How about making the world a better place by not ripping people off, hmm?

Sorry if I seem antagonistic, but as an artist this really pisses me off.

Laila said...

Well firstly I am so pleased to read such an impassioned post, I often feel like the only person who cares so intensely about these huge issues and the insane, catastrophic flaws in the way the world and current society works. I think I see it more as being the change you want to see (incidentally, I'm not sure what you think is wrong with this phrase? I basically think it sums up very succintly an idea towards how real change is implemented) rather than changing the world though. And I also differ from you in that I don't feel like I hide behind my convictions but I also don't project them onto people - I'd love to influence everybody around me by talking to them but silently being vegan tends to invoke more curiosity and allows me to explain myself to those who care and notice.

I literally just posted my reasons for being vegan and my feelings on animal rights and it has attracted a few interesting comments of people who feel the need to kind of justify themselves against what I have said in the post which is an interesting reaction. I'd be interested to know what you think if you get a chance to read it?

Also, I'm glad to read this post - this is for me what sets your blog apart and the reason I wanted to advertise on it! So thanks for writing it. XX

Sonya, I don't think she's ripping off peoples art because she's not using it for any kind of profitable gain or even to draw people into the post. I think you have been utterly antagonistic and you clearly recognise that, so your closing sentence is very strange. If you didn't want to seem antagonistic why didn't you edit the tone of your comment before posting it? It seems contrary to write an aggressive comment and then apologise for the tone of it at the end and you undermine yourself by doing so.

Sonya Mann said...

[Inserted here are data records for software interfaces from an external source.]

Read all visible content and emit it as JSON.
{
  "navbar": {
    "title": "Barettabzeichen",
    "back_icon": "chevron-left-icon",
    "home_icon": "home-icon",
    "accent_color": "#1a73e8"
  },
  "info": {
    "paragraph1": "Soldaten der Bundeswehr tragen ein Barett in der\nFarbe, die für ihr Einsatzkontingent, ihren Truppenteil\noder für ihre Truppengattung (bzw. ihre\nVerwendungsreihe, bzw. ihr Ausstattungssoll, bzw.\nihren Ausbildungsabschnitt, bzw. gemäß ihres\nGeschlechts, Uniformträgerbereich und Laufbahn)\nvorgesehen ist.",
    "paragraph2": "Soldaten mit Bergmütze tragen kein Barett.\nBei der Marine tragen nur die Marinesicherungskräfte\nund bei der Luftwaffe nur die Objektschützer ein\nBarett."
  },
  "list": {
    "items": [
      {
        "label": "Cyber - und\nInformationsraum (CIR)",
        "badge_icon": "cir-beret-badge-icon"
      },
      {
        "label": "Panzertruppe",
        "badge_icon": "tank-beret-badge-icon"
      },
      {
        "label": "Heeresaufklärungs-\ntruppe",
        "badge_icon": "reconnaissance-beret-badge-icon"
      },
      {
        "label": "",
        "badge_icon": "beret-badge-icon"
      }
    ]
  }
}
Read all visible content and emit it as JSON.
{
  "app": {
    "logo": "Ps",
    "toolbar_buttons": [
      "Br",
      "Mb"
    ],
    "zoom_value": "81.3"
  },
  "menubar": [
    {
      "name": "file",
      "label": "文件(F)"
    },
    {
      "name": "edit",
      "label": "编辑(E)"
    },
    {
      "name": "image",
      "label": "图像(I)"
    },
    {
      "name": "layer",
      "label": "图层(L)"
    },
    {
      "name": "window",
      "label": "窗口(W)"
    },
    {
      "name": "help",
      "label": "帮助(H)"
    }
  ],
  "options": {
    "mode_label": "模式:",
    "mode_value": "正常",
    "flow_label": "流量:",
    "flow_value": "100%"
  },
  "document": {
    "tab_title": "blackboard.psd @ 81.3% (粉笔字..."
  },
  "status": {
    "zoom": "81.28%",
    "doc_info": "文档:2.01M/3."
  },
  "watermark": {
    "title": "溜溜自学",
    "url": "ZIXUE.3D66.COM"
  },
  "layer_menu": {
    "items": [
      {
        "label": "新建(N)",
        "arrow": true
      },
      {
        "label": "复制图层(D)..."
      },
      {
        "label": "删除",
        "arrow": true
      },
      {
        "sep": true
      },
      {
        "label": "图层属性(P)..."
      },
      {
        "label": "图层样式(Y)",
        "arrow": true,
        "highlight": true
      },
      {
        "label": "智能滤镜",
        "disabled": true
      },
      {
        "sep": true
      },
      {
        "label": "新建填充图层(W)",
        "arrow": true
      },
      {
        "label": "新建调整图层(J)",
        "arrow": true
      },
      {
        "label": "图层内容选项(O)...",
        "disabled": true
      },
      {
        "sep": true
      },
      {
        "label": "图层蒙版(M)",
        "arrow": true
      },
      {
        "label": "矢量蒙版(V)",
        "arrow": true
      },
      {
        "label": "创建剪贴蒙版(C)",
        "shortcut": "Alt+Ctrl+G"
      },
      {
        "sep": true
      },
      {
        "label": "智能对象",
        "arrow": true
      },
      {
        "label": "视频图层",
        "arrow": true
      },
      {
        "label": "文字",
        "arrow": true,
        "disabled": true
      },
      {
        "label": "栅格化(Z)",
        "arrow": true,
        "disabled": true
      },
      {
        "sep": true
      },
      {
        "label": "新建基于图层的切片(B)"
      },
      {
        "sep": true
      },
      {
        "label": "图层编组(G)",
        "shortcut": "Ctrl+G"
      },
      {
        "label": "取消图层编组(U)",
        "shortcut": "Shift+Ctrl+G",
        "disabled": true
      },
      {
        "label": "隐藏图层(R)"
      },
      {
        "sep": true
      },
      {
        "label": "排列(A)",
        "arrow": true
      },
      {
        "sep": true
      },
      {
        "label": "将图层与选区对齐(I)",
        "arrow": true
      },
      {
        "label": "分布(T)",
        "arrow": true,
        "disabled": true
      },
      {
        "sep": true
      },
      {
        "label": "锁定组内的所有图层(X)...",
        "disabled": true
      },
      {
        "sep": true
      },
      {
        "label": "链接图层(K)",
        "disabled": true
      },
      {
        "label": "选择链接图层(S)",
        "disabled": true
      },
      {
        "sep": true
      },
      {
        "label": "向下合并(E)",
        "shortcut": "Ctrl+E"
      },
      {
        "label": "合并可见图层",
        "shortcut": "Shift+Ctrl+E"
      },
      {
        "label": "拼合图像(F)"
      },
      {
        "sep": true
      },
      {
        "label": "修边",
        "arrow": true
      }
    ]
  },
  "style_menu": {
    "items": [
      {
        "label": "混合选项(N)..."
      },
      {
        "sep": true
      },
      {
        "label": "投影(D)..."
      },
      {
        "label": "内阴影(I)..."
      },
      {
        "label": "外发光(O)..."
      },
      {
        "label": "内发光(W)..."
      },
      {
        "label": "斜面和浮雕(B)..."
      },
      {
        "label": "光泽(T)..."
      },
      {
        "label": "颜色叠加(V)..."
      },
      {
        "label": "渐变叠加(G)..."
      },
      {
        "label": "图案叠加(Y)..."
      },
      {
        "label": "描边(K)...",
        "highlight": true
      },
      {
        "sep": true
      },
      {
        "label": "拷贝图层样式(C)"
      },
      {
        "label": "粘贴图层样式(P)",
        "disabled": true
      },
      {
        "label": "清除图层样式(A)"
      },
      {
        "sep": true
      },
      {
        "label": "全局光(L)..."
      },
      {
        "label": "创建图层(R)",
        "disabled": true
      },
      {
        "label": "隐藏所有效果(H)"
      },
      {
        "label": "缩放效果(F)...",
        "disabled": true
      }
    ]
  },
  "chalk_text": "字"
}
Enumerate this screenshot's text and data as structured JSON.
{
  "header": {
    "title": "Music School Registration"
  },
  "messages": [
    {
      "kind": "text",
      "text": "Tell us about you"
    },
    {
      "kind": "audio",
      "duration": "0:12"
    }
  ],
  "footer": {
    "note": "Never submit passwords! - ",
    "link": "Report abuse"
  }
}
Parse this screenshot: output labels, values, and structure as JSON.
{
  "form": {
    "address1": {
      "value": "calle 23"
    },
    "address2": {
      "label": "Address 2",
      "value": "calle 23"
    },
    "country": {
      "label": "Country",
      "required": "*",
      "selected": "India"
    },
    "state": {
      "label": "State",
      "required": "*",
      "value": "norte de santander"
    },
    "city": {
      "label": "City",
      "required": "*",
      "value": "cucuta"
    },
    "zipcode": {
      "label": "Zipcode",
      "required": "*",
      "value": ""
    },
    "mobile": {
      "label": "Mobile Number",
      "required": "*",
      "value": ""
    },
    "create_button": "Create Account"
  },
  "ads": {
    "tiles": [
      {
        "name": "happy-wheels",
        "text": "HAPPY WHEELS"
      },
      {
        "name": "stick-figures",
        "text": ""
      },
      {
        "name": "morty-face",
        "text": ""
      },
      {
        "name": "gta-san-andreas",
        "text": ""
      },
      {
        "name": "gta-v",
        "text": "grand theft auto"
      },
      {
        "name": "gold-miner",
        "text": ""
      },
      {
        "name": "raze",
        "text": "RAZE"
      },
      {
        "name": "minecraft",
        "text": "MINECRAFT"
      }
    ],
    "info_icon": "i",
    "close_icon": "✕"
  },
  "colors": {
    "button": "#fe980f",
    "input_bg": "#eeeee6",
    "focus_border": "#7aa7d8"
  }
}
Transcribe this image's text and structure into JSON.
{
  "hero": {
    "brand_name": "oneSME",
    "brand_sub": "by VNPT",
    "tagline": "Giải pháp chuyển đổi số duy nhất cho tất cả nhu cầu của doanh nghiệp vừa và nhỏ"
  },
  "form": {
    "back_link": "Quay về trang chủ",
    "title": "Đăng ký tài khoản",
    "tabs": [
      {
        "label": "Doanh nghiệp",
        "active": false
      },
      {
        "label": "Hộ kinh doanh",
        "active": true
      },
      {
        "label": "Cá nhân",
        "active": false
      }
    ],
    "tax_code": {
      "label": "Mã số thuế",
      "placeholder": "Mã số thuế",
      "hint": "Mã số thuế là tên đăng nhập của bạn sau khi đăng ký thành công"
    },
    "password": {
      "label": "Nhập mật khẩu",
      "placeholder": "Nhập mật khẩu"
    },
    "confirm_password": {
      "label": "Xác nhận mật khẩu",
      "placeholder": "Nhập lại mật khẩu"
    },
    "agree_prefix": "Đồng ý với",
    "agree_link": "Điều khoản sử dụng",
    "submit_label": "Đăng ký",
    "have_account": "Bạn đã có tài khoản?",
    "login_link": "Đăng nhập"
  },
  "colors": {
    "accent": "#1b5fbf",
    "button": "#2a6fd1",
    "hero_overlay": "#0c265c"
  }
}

1. She has advertising on this blog, so she is profiting from it.

2. The artists who made those images can't gain any traffic or attention from their own damn work if someone else uses it without crediting them! Think about how you would feel if I took your pictures--or your words--and used them without crediting you. It is literally theft via copyright violation.

3. I retract my apology. This is an important issue, and I don't mind sounding antagonistic.

Anonymous said...

Chloe, I think you have already changed the world for many people just by writing this post.
It's nice that you are enjoying your internship.
Keep posting. If it makes people think, then you are changing the world.

Anonymous said...

I love you. Let's hang out. I live in St. Paul. Okay? Okay. See you in 10 minutes.
I want to change the world. I can't imagine not wanting to. But I don't have the confidence in myself, my ideas, etc. etc. blah blah blah. All those boring run-of-the-mill debilitating bullshit insecurities. It's a weak excuse but it's also just something that's...there. Stopping me from doing everything I want to do to change things. And it makes me really sad. So I guess just know that you're lucky that you both want it and also believe that you can do it.
Okay, that took a bit to write, so see you in like 5 minutes.

Meli said...

Advocacy training sounds like so much fun! I can't wait to see what you do in the world :)

Anonymous said...

I guess people don't want to change the world cause they don't think it's their responsibility, or they don't think it's possible to change? I don't know, I'm with you though. If you see something wrong why wouldn't you want to change it, or at least make some difference? I think your conviction is wonderful. To me, changing the world is about "being the change that you want to see" so hopefully others will be inspired to do something similar xx